§ **WHAT THIS TASK INVOLVES**: Only the text should come through, so restate the listing exactly and drop its images.

------ MATERIAL FOR THIS EXERCISE ------

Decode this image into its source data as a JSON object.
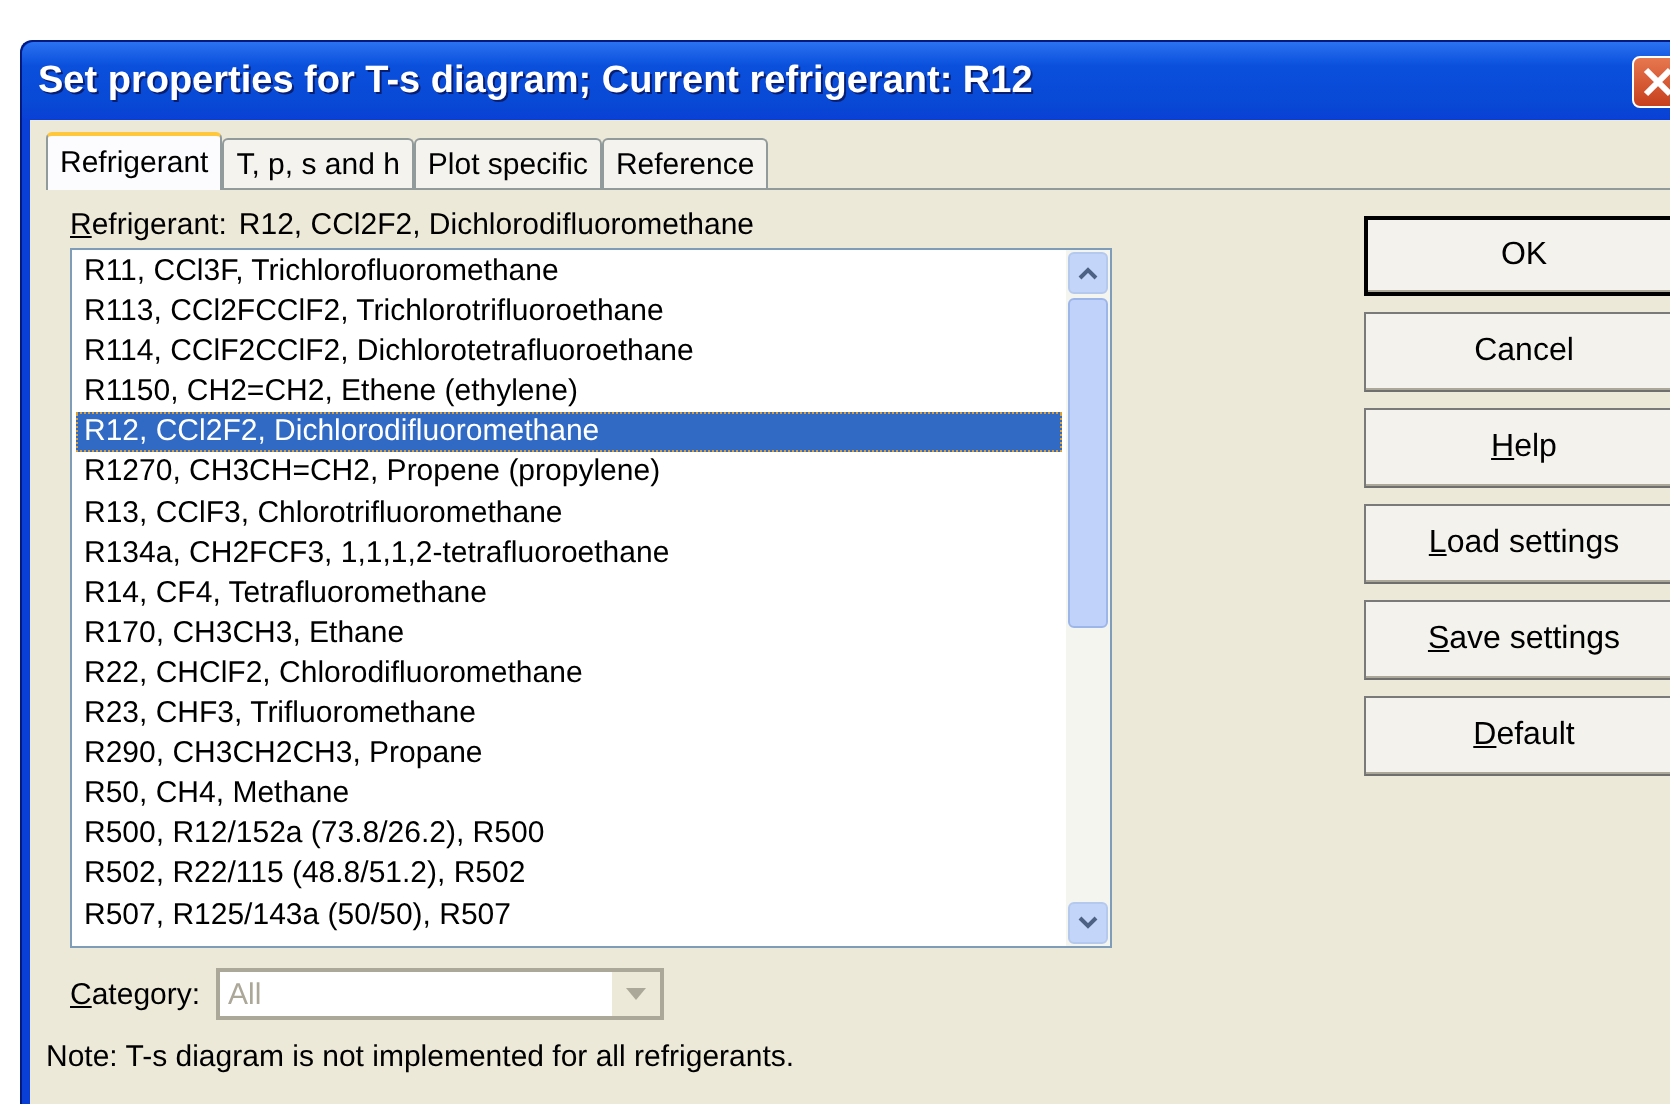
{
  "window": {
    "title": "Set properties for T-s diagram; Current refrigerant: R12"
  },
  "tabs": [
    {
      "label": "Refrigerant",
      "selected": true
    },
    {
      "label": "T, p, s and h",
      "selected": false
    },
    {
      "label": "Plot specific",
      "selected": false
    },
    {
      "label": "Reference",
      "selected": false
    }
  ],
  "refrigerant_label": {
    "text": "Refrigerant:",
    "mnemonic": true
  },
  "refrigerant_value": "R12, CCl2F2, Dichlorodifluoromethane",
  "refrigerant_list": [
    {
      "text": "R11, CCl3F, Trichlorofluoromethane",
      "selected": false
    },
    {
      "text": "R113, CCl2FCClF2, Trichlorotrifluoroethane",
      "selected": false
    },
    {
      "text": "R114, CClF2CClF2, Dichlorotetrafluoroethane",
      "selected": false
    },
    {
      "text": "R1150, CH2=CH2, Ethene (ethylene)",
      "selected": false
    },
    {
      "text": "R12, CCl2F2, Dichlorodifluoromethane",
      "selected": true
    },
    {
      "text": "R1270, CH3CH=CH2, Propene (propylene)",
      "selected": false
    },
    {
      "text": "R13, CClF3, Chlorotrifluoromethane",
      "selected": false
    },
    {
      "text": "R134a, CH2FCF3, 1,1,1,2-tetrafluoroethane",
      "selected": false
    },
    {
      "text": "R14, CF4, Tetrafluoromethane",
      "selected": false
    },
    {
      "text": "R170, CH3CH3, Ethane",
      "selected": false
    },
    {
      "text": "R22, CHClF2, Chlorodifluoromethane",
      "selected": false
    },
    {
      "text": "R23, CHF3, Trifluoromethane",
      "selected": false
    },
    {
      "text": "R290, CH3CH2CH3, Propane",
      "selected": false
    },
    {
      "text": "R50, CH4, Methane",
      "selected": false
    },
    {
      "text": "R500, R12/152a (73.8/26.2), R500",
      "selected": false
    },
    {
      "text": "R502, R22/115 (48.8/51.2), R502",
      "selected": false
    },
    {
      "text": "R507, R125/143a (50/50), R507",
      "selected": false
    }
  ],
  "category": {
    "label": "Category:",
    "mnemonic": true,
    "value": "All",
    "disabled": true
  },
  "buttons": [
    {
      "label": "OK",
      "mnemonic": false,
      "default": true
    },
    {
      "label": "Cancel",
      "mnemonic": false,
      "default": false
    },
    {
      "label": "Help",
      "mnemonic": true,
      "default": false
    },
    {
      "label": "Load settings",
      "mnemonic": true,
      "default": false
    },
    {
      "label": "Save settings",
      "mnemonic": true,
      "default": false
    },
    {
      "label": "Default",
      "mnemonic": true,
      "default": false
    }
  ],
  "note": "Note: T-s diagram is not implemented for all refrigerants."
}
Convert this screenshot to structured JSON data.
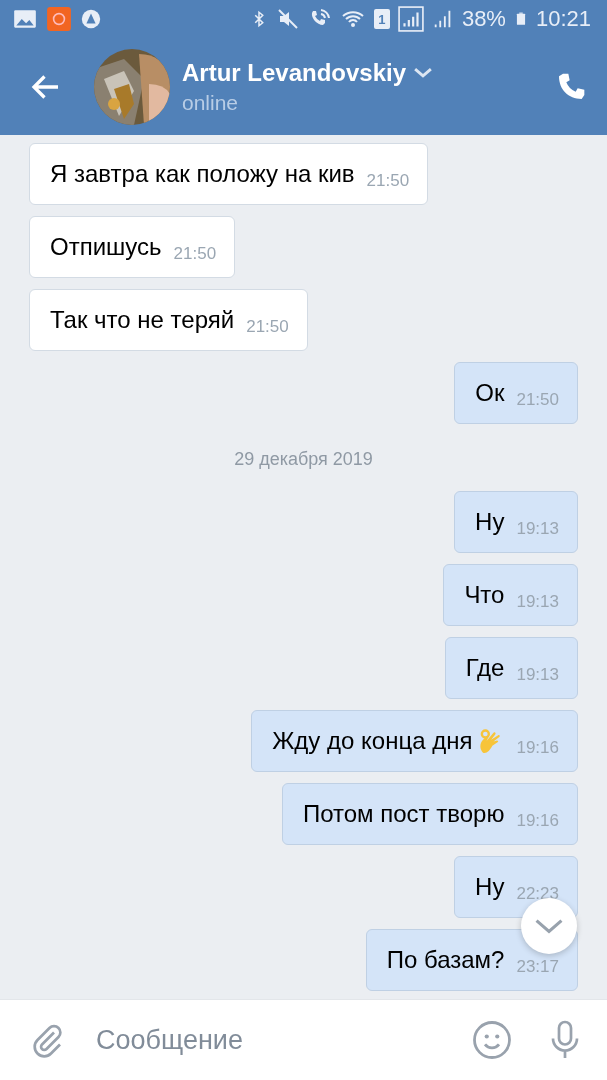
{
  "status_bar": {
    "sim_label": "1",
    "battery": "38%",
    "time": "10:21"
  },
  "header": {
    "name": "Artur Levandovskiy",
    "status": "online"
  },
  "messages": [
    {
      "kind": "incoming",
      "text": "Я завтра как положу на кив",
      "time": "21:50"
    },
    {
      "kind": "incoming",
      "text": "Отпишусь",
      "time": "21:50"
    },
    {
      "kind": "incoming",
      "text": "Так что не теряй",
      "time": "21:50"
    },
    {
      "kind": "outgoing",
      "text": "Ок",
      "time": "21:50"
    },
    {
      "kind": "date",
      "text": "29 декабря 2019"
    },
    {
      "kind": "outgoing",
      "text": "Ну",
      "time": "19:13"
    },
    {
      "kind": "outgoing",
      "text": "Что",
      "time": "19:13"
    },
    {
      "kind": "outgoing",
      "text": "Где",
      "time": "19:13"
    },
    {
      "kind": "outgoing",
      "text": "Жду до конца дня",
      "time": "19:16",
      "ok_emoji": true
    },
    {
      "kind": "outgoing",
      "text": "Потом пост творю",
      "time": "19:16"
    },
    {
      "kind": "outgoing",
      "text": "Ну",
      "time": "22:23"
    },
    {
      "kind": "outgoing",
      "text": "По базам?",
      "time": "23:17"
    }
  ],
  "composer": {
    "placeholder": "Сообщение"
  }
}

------

§ **OUTPUT BELOW**:
Decode this image into its source data as a JSON object.
{
  "window": {
    "title": "Set properties for T-s diagram; Current refrigerant: R12"
  },
  "tabs": [
    {
      "label": "Refrigerant",
      "selected": true
    },
    {
      "label": "T, p, s and h",
      "selected": false
    },
    {
      "label": "Plot specific",
      "selected": false
    },
    {
      "label": "Reference",
      "selected": false
    }
  ],
  "refrigerant_label": {
    "text": "Refrigerant:",
    "mnemonic": true
  },
  "refrigerant_value": "R12, CCl2F2, Dichlorodifluoromethane",
  "refrigerant_list": [
    {
      "text": "R11, CCl3F, Trichlorofluoromethane",
      "selected": false
    },
    {
      "text": "R113, CCl2FCClF2, Trichlorotrifluoroethane",
      "selected": false
    },
    {
      "text": "R114, CClF2CClF2, Dichlorotetrafluoroethane",
      "selected": false
    },
    {
      "text": "R1150, CH2=CH2, Ethene (ethylene)",
      "selected": false
    },
    {
      "text": "R12, CCl2F2, Dichlorodifluoromethane",
      "selected": true
    },
    {
      "text": "R1270, CH3CH=CH2, Propene (propylene)",
      "selected": false
    },
    {
      "text": "R13, CClF3, Chlorotrifluoromethane",
      "selected": false
    },
    {
      "text": "R134a, CH2FCF3, 1,1,1,2-tetrafluoroethane",
      "selected": false
    },
    {
      "text": "R14, CF4, Tetrafluoromethane",
      "selected": false
    },
    {
      "text": "R170, CH3CH3, Ethane",
      "selected": false
    },
    {
      "text": "R22, CHClF2, Chlorodifluoromethane",
      "selected": false
    },
    {
      "text": "R23, CHF3, Trifluoromethane",
      "selected": false
    },
    {
      "text": "R290, CH3CH2CH3, Propane",
      "selected": false
    },
    {
      "text": "R50, CH4, Methane",
      "selected": false
    },
    {
      "text": "R500, R12/152a (73.8/26.2), R500",
      "selected": false
    },
    {
      "text": "R502, R22/115 (48.8/51.2), R502",
      "selected": false
    },
    {
      "text": "R507, R125/143a (50/50), R507",
      "selected": false
    }
  ],
  "category": {
    "label": "Category:",
    "mnemonic": true,
    "value": "All",
    "disabled": true
  },
  "buttons": [
    {
      "label": "OK",
      "mnemonic": false,
      "default": true
    },
    {
      "label": "Cancel",
      "mnemonic": false,
      "default": false
    },
    {
      "label": "Help",
      "mnemonic": true,
      "default": false
    },
    {
      "label": "Load settings",
      "mnemonic": true,
      "default": false
    },
    {
      "label": "Save settings",
      "mnemonic": true,
      "default": false
    },
    {
      "label": "Default",
      "mnemonic": true,
      "default": false
    }
  ],
  "note": "Note: T-s diagram is not implemented for all refrigerants."
}
Convert this screenshot to structured JSON data.
{
  "status_bar": {
    "sim_label": "1",
    "battery": "38%",
    "time": "10:21"
  },
  "header": {
    "name": "Artur Levandovskiy",
    "status": "online"
  },
  "messages": [
    {
      "kind": "incoming",
      "text": "Я завтра как положу на кив",
      "time": "21:50"
    },
    {
      "kind": "incoming",
      "text": "Отпишусь",
      "time": "21:50"
    },
    {
      "kind": "incoming",
      "text": "Так что не теряй",
      "time": "21:50"
    },
    {
      "kind": "outgoing",
      "text": "Ок",
      "time": "21:50"
    },
    {
      "kind": "date",
      "text": "29 декабря 2019"
    },
    {
      "kind": "outgoing",
      "text": "Ну",
      "time": "19:13"
    },
    {
      "kind": "outgoing",
      "text": "Что",
      "time": "19:13"
    },
    {
      "kind": "outgoing",
      "text": "Где",
      "time": "19:13"
    },
    {
      "kind": "outgoing",
      "text": "Жду до конца дня",
      "time": "19:16",
      "ok_emoji": true
    },
    {
      "kind": "outgoing",
      "text": "Потом пост творю",
      "time": "19:16"
    },
    {
      "kind": "outgoing",
      "text": "Ну",
      "time": "22:23"
    },
    {
      "kind": "outgoing",
      "text": "По базам?",
      "time": "23:17"
    }
  ],
  "composer": {
    "placeholder": "Сообщение"
  }
}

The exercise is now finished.